- For some, stress management is simply about compliance: ticking the health and safety boxes and having a stress policy to avoid tribunal or personal injury claims.
- For the more enlightened, embracing stress management makes business sense: better physical and mental performance increases productivity and enhances employee morale.
- Well-crafted health and wellbeing programmes for employees are an easy route into more tricky workplace issues, such as bullying, performance management and reducing absenteeism.
Every employer survey aimed at targeting the main workplace issues points to the same problem: stress.

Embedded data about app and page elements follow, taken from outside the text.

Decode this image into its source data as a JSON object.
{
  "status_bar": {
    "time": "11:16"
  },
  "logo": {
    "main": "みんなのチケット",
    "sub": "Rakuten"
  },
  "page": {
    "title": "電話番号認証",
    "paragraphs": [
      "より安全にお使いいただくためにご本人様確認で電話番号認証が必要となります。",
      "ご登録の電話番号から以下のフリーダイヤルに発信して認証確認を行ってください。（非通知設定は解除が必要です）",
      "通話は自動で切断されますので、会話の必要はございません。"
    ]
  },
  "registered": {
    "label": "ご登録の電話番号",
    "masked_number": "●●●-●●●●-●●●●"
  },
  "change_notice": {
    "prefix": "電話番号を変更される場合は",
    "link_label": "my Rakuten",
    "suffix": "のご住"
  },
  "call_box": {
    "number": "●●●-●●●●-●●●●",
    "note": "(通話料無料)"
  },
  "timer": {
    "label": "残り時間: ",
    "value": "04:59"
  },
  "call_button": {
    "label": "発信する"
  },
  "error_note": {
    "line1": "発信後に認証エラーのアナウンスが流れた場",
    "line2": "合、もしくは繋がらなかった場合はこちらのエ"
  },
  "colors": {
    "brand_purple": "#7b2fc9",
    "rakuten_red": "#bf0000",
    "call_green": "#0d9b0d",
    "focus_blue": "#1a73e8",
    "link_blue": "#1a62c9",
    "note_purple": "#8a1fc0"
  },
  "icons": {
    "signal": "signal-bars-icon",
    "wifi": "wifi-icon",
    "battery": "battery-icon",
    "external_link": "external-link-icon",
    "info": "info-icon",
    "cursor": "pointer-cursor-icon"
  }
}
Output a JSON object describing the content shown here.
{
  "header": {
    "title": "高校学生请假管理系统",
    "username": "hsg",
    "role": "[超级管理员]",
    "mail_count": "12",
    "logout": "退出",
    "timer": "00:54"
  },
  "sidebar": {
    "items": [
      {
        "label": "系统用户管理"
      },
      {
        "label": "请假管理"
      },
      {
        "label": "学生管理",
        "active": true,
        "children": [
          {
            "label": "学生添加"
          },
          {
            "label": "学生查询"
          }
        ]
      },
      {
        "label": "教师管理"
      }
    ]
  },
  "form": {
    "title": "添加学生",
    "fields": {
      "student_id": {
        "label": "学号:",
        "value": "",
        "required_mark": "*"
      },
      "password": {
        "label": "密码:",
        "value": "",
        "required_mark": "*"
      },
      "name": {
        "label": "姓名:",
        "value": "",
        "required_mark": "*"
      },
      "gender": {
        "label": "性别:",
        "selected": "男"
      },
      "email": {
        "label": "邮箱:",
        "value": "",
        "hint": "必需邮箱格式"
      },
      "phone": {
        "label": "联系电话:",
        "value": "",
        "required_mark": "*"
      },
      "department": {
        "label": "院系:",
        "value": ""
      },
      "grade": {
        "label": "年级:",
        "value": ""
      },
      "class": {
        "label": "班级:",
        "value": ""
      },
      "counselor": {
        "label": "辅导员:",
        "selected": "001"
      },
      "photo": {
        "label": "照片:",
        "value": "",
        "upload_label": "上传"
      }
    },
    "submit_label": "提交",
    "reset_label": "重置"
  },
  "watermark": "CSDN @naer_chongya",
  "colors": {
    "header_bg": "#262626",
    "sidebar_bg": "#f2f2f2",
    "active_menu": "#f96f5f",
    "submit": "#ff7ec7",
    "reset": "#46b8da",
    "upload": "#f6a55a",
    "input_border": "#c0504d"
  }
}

Most employers have a policy many have done stress audits a smaller number have confidential employee assistance helplines. But the problem persists.
Employers who attempt to deal with stress fall into two camps: ‘the box ticker’ and ‘the enlightened’.

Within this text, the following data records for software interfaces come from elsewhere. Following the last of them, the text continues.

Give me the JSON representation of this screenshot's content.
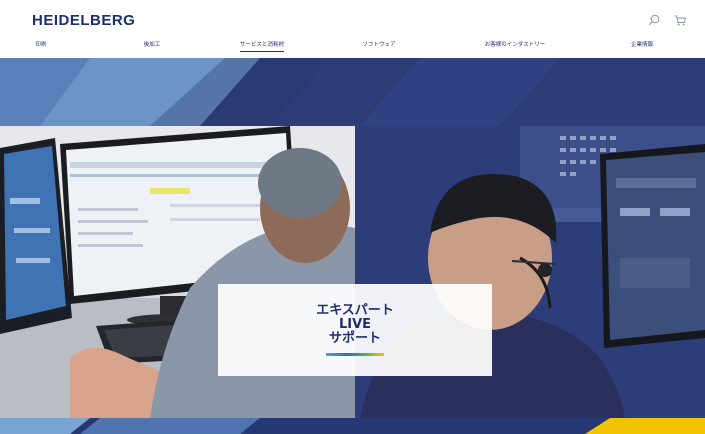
{
  "brand": {
    "logo": "HEIDELBERG"
  },
  "nav": {
    "items": [
      {
        "label": "印刷"
      },
      {
        "label": "後加工"
      },
      {
        "label": "サービスと消耗材"
      },
      {
        "label": "ソフトウェア"
      },
      {
        "label": "お客様のインダストリー"
      },
      {
        "label": "企業情報"
      }
    ],
    "active_index": 2
  },
  "utilities": {
    "search_icon": "search-icon",
    "cart_icon": "cart-icon"
  },
  "hero": {
    "lines": [
      "エキスパート",
      "LIVE",
      "サポート"
    ]
  },
  "colors": {
    "brand_navy": "#1d2f6f",
    "hero_blue": "#27376e",
    "accent_light_blue": "#4fa3d9",
    "accent_yellow": "#f2c400"
  }
}
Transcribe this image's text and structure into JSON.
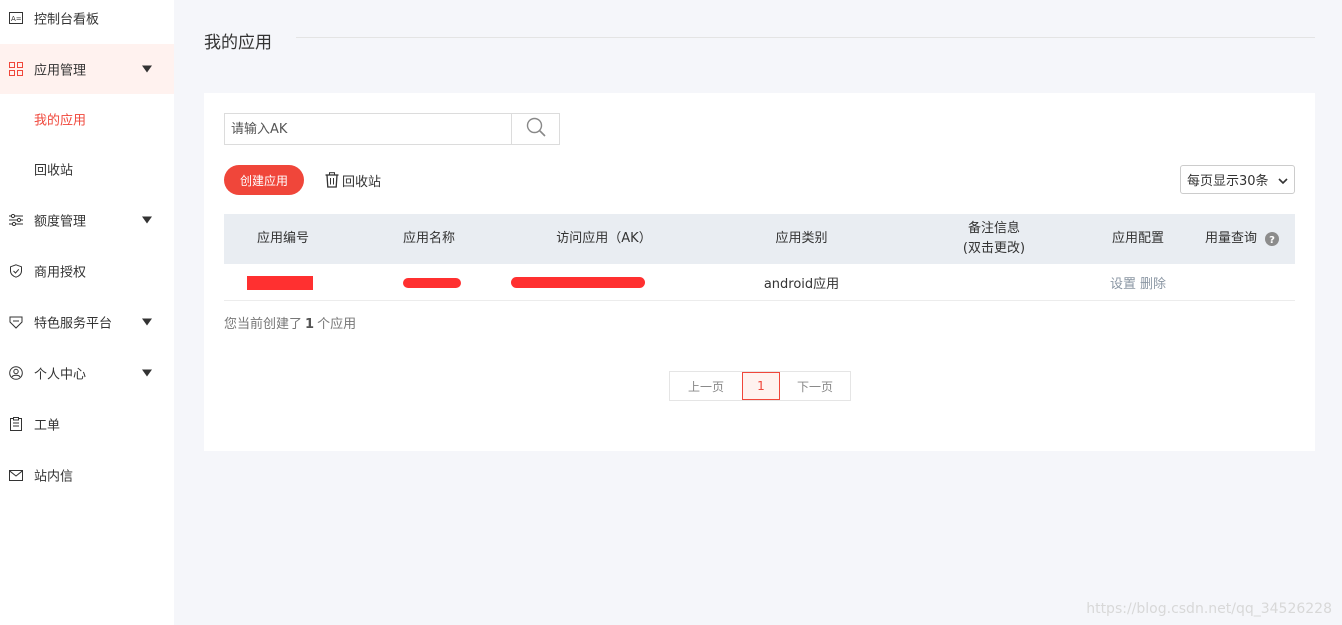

Stress is really no different from the diversity agenda: at one end of the spectrum it is about presenting statistics if the need arises at the other, it is about productivity and the retention of staff.

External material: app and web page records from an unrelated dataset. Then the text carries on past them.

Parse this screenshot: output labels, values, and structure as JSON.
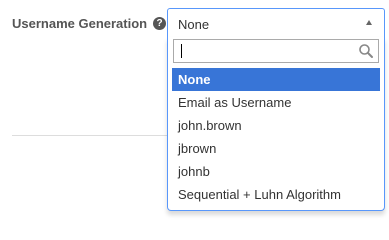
{
  "field": {
    "label": "Username Generation",
    "help_glyph": "?"
  },
  "select": {
    "value": "None"
  },
  "search": {
    "value": "",
    "placeholder": ""
  },
  "options": [
    "None",
    "Email as Username",
    "john.brown",
    "jbrown",
    "johnb",
    "Sequential + Luhn Algorithm"
  ],
  "highlighted_option": "None",
  "colors": {
    "highlight": "#3875d7",
    "focus_border": "#5897fb",
    "label_text": "#555555"
  },
  "icons": [
    "help-icon",
    "caret-up-icon",
    "search-icon"
  ]
}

The box ticker has the policy, and may have conducted an audit indicating the key causes of stress in the workplace (and pity the employer who conducts the stress audit, gathers the evidence and then does nothing about it). But a dusty policy without life breath in an organisation is not worth the paper it is written on.
The enlightened, meanwhile, has adopted stress management initiatives that are much more creative and go to the heart of performance management and the culture of an organisation.
Some of the more interesting initiatives I have seen (and this is not restricted to large employers) include:
- Holiday monitoring – ensuring that staff are taking at least the Working Time Regulations minimum
- A formal relationship with stress counsellors or occupational health for referral purposes
- On-site gyms or gym sponsorship – often tied to monitored gym usage
- Duvet days – up to two days per year as personal time.
Health gurus are constantly telling us that better physical and mental performance increases productivity. But how does that work alongside a 24/7 service delivery culture?
The answer must be that employees are encouraged to find some time during their day to take care of themselves so the employer can take better care of the business.
Of course, the best stress management initiatives are never going to get rid of the tactical stress card – the employee about to be disciplined or sacked who waves the sicknote citing stress. However, having a range of initiatives in place does allow an employer to manage the ‘tactical stressor’ more proactively.
Too many employers regard the tactical stressor as untouchable – it’s ‘tools down’ until the employee is fit to return.
But it is often the case that the cause of the ‘stress’ is the disciplinary or dismissal process itself – so pushing ahead with the process in a robust yet sensitive manner can alleviate the situation more effectively in the medium term.
Having a systematic plan for dealing with the genuinely stressed employee can force the tactical stressor down an established path that moves at a pace to suit the employer – and proactive stress management does not mean a process has to stand still.
Stress management can work. But it takes significant management time: training the business to recognise situations likely to cause stress, identifying the symptoms and how to manage the consequences.
So why bother? Ultimately it is about the fight to be employer of choice and the bottom line.